Results: A total of 141,835 admissions met the inclusion criteria, of which, 2.5% had aspergillosis. Mean age (55.4 years) and gender (male 55.5%) did not significantly differ in neutropenic patients with and without aspergillosis. AML accounted for a larger proportion of the aspergillosis group (84.3% vs 76.9%, p<0.0001). Rates of HSCT and inpatient chemotherapy were comparable in both groups. Those with aspergillosis had higher inpatient mortality (15.8% vs 7.1%, p<0.0001) and more frequently required ICU-level care (12.9% vs 5.4%, p<0.0001)

Independent risk factors for the development of aspergillosis included: Black race, receiving treatment at a teaching hospital, AML (compared to ALL) and poor nutritional status. On multivariate analysis, aspergillosis conferred an increased risk of inpatient mortality (aOR 2.57, 95% CI: 2.08-3.19, p<0.001), longer length of hospital stay by 7.4 days (95% CI: 6.0 to 8.8 days, p<0.001) and higher hospitalization costs by $37k per admission (95% CI: $29k-44k, p<0.001).

Rates of aspergillosis decreased from 2.9% in 2012 to 2.2% in 2017 (trend P=0.03). In neutropenic acute leukemia patients without aspergillosis, there has been an improvement in inpatient mortality (from 7.3% in 2012 to 6.0% in 2017, trend P <0.01), as well as, length of hospital stay (17.5 days in 2012 to 16.7 days in 2017, trend P=0.02). However, there was no significant change in mortality or resource utilization among those with aspergillosis.

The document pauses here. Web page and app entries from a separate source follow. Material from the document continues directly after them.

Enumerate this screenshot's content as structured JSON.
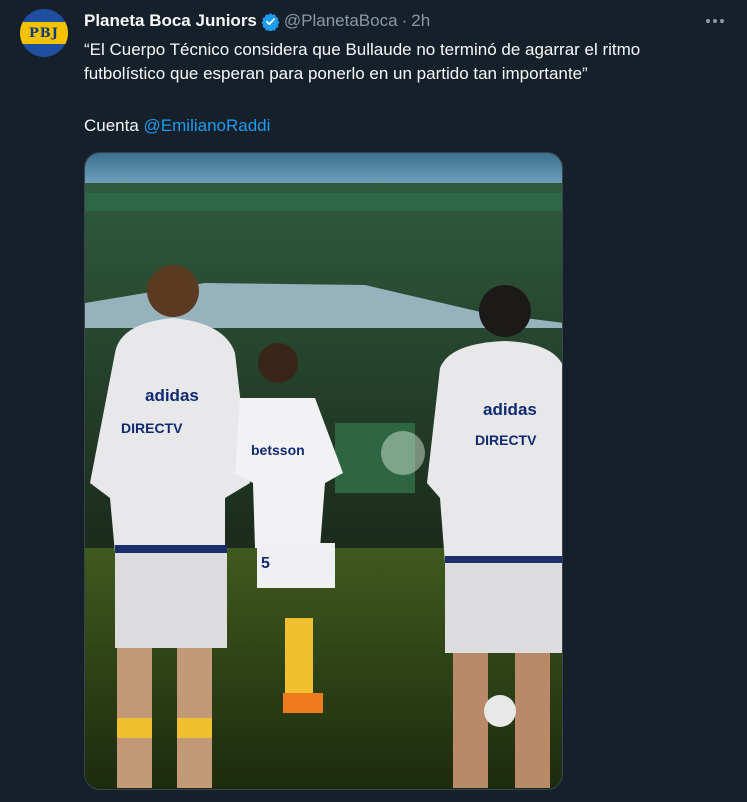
{
  "tweet": {
    "avatar_text": "PBJ",
    "display_name": "Planeta Boca Juniors",
    "handle": "@PlanetaBoca",
    "separator": "·",
    "time": "2h",
    "text": "“El Cuerpo Técnico considera que Bullaude no terminó de agarrar el ritmo futbolístico que esperan para ponerlo en un partido tan importante”",
    "credit_prefix": "Cuenta ",
    "credit_mention": "@EmilianoRaddi",
    "media": {
      "player_left_brand": "adidas",
      "player_left_sponsor": "DIRECTV",
      "player_center_sponsor": "betsson",
      "player_center_number": "5",
      "player_right_brand": "adidas",
      "player_right_sponsor": "DIRECTV"
    }
  },
  "colors": {
    "background": "#15202b",
    "primary_text": "#f7f9f9",
    "secondary_text": "#8b98a5",
    "link": "#1d9bf0",
    "verified": "#1d9bf0"
  }
}
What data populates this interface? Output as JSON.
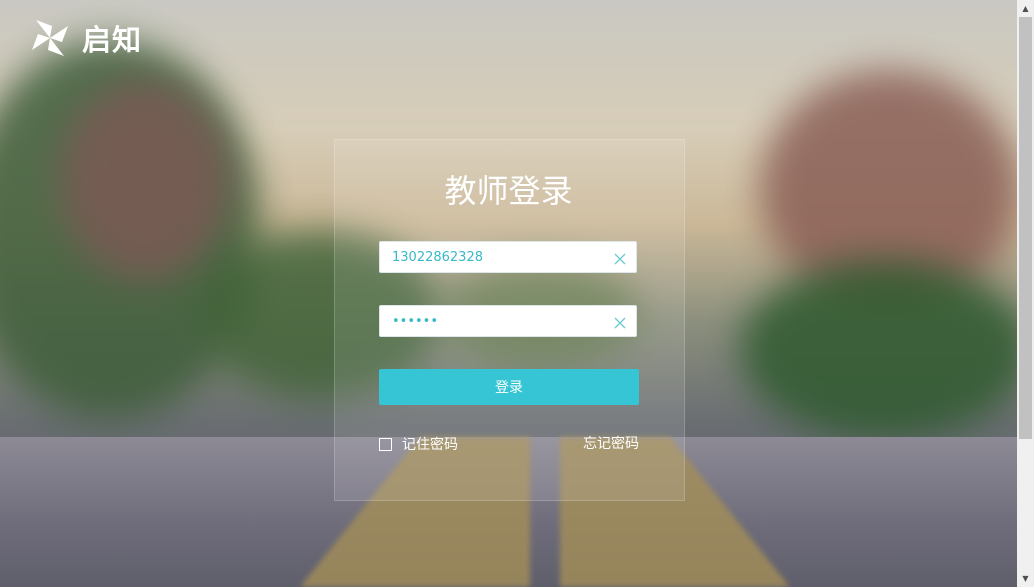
{
  "brand": {
    "logo_icon": "pinwheel-icon",
    "name": "启知"
  },
  "login": {
    "title": "教师登录",
    "username_value": "13022862328",
    "password_value": "••••••",
    "clear_icon": "close-icon",
    "submit_label": "登录",
    "remember_label": "记住密码",
    "remember_checked": false,
    "forgot_label": "忘记密码"
  },
  "colors": {
    "accent": "#35c5d4",
    "input_text": "#37b9c8"
  }
}
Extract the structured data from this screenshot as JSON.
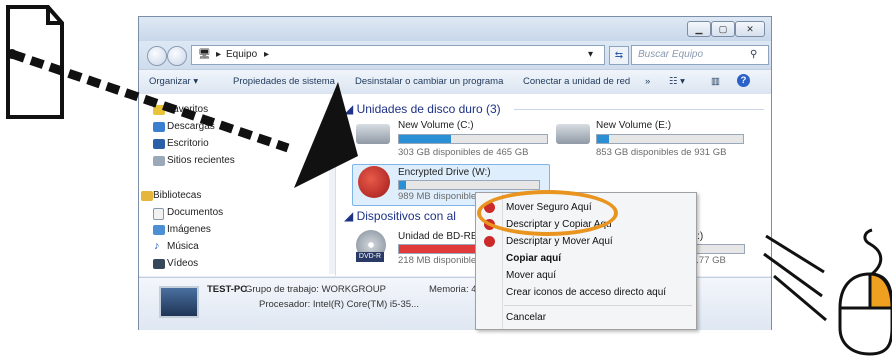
{
  "address": {
    "path_label": "Equipo",
    "search_placeholder": "Buscar Equipo"
  },
  "toolbar": {
    "organize": "Organizar ▾",
    "system_props": "Propiedades de sistema",
    "uninstall": "Desinstalar o cambiar un programa",
    "map_drive": "Conectar a unidad de red",
    "more": "»"
  },
  "sidebar": {
    "favorites": "Favoritos",
    "downloads": "Descargas",
    "desktop": "Escritorio",
    "recent": "Sitios recientes",
    "libraries": "Bibliotecas",
    "documents": "Documentos",
    "images": "Imágenes",
    "music": "Música",
    "videos": "Vídeos"
  },
  "content": {
    "hdd_group": "Unidades de disco duro (3)",
    "devices_group": "Dispositivos con al",
    "drive_c": {
      "name": "New Volume (C:)",
      "free": "303 GB disponibles de 465 GB",
      "used_fraction": 0.35
    },
    "drive_e": {
      "name": "New Volume (E:)",
      "free": "853 GB disponibles de 931 GB",
      "used_fraction": 0.08
    },
    "drive_w": {
      "name": "Encrypted Drive (W:)",
      "free": "989 MB disponibles de 9",
      "used_fraction": 0.05
    },
    "bd": {
      "name": "Unidad de BD-RE (",
      "free": "218 MB disponibles",
      "label": "DVD-R",
      "used_fraction": 0.98
    },
    "f_partial": {
      "name": "F:)",
      "free": "3.77 GB"
    }
  },
  "details": {
    "pc_name": "TEST-PC",
    "workgroup": "Grupo de trabajo: WORKGROUP",
    "processor": "Procesador: Intel(R) Core(TM) i5-35...",
    "memory": "Memoria: 4"
  },
  "context_menu": {
    "items": [
      "Mover Seguro Aquí",
      "Descriptar y Copiar Aqu",
      "Descriptar y Mover Aquí",
      "Copiar aquí",
      "Mover aquí",
      "Crear iconos de acceso directo aquí",
      "Cancelar"
    ]
  },
  "colors": {
    "highlight": "#e8941e",
    "drive_fill": "#2b8fd6",
    "bd_fill": "#e13a3a",
    "mouse_button": "#f0a020"
  }
}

Conclusions: Aspergillosis represents a significant challenge in the management of hematological malignancies. There is a delicate interplay between neutropenia and IA, with neutropenic patients more susceptible to invasive fungal infections, and IA further contributing to neutropenia. The encouraging trend in decreasing prevalence along the years is reflective of more aggressive prophylactic antifungal usage in acute leukemias, with the revised IDSA guidelines for aspergillosis being a cornerstone. However, mortality and resource utilization remain unchanged despite advances in diagnosis and treatment of aspergillosis. This data highlights the importance of prophylactic antifungals and maintaining a high index of suspicion for IA in neutropenic acute leukemia and the need of early focused treatment to improve clinical outcomes.

Disclosures: No relevant conflicts of interest to declare.

*signifies non-member of ASH